• _Supplied information_:
· · · ·

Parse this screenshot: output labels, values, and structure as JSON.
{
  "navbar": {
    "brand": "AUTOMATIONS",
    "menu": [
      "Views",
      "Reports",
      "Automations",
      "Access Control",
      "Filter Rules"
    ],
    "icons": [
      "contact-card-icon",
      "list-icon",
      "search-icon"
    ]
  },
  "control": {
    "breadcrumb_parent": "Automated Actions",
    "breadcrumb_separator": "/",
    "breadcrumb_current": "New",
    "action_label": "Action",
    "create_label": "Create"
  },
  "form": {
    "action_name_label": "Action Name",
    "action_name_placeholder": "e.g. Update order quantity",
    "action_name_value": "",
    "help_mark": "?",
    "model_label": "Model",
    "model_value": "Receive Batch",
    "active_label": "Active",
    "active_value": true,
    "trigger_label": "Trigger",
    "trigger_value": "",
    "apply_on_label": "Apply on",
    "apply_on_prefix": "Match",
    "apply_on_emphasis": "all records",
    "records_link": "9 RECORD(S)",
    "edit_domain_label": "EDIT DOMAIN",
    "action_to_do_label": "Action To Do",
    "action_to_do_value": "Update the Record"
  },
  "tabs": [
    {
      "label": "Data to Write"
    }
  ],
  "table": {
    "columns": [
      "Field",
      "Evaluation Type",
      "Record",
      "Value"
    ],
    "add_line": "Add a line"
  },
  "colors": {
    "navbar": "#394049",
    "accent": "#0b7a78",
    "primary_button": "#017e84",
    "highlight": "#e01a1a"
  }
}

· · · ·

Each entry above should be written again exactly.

• _Problem solution_:
Parse this screenshot: output labels, values, and structure as JSON.
{
  "navbar": {
    "brand": "AUTOMATIONS",
    "menu": [
      "Views",
      "Reports",
      "Automations",
      "Access Control",
      "Filter Rules"
    ],
    "icons": [
      "contact-card-icon",
      "list-icon",
      "search-icon"
    ]
  },
  "control": {
    "breadcrumb_parent": "Automated Actions",
    "breadcrumb_separator": "/",
    "breadcrumb_current": "New",
    "action_label": "Action",
    "create_label": "Create"
  },
  "form": {
    "action_name_label": "Action Name",
    "action_name_placeholder": "e.g. Update order quantity",
    "action_name_value": "",
    "help_mark": "?",
    "model_label": "Model",
    "model_value": "Receive Batch",
    "active_label": "Active",
    "active_value": true,
    "trigger_label": "Trigger",
    "trigger_value": "",
    "apply_on_label": "Apply on",
    "apply_on_prefix": "Match",
    "apply_on_emphasis": "all records",
    "records_link": "9 RECORD(S)",
    "edit_domain_label": "EDIT DOMAIN",
    "action_to_do_label": "Action To Do",
    "action_to_do_value": "Update the Record"
  },
  "tabs": [
    {
      "label": "Data to Write"
    }
  ],
  "table": {
    "columns": [
      "Field",
      "Evaluation Type",
      "Record",
      "Value"
    ],
    "add_line": "Add a line"
  },
  "colors": {
    "navbar": "#394049",
    "accent": "#0b7a78",
    "primary_button": "#017e84",
    "highlight": "#e01a1a"
  }
}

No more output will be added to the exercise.